## FAQs and Answers about Sets in Python:

- Q: Can I store elements of different data types in a set? A: Yes, a Python set can store elements of any hashable data type, including numbers, strings, Booleans, and tuples.
- Q: What is the difference between a set and a list in Python? A: The primary difference is that sets are unordered and only store unique elements, while lists are ordered and can contain duplicate elements. Additionally, sets use curly braces
`{}`

, while lists use square brackets`[]`
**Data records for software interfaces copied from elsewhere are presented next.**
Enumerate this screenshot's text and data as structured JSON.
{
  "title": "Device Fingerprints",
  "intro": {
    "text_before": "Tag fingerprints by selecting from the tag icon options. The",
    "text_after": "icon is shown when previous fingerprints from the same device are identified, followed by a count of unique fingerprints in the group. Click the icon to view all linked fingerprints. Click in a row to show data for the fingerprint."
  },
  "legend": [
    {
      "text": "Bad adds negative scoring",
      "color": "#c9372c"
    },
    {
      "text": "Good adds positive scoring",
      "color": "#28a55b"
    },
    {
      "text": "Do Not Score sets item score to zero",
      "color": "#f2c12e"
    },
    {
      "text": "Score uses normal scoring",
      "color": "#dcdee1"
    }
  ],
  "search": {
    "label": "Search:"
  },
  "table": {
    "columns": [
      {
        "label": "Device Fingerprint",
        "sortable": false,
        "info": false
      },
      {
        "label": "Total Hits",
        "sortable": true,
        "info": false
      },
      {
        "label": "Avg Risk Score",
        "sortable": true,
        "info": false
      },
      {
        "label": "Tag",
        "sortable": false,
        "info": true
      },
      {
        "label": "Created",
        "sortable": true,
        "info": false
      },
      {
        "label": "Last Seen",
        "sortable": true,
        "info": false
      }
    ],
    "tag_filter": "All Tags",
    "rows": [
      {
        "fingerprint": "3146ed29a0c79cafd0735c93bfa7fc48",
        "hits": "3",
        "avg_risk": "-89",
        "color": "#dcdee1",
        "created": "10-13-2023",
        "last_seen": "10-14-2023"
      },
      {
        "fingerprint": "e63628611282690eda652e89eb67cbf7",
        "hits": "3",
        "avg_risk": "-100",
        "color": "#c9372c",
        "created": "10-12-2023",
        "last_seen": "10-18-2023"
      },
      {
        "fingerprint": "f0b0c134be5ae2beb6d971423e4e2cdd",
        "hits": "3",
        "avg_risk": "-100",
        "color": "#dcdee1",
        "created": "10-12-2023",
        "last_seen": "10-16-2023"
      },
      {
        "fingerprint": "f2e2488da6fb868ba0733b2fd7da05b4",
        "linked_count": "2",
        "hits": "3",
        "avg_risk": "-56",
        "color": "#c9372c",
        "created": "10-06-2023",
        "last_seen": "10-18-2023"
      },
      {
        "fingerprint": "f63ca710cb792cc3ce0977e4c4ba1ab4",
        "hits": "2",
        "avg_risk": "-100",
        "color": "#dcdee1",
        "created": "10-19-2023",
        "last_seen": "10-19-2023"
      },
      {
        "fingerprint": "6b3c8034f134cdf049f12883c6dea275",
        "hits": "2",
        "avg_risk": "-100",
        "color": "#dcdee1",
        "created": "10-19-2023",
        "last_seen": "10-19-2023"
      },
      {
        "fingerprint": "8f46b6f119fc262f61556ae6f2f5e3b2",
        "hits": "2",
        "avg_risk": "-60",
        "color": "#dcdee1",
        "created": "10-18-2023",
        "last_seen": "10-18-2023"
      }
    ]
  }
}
. - Q: How can I sort a set? A: Since sets are unordered, sorting them doesn’t make sense. However, you can convert a set to a list, sort the list, and then convert it back to a set if necessary.
- Q: Can I have a set inside another set? A: No, sets cannot contain mutable elements, including other sets. However, you can use frozensets, which are immutable sets, as elements inside a set.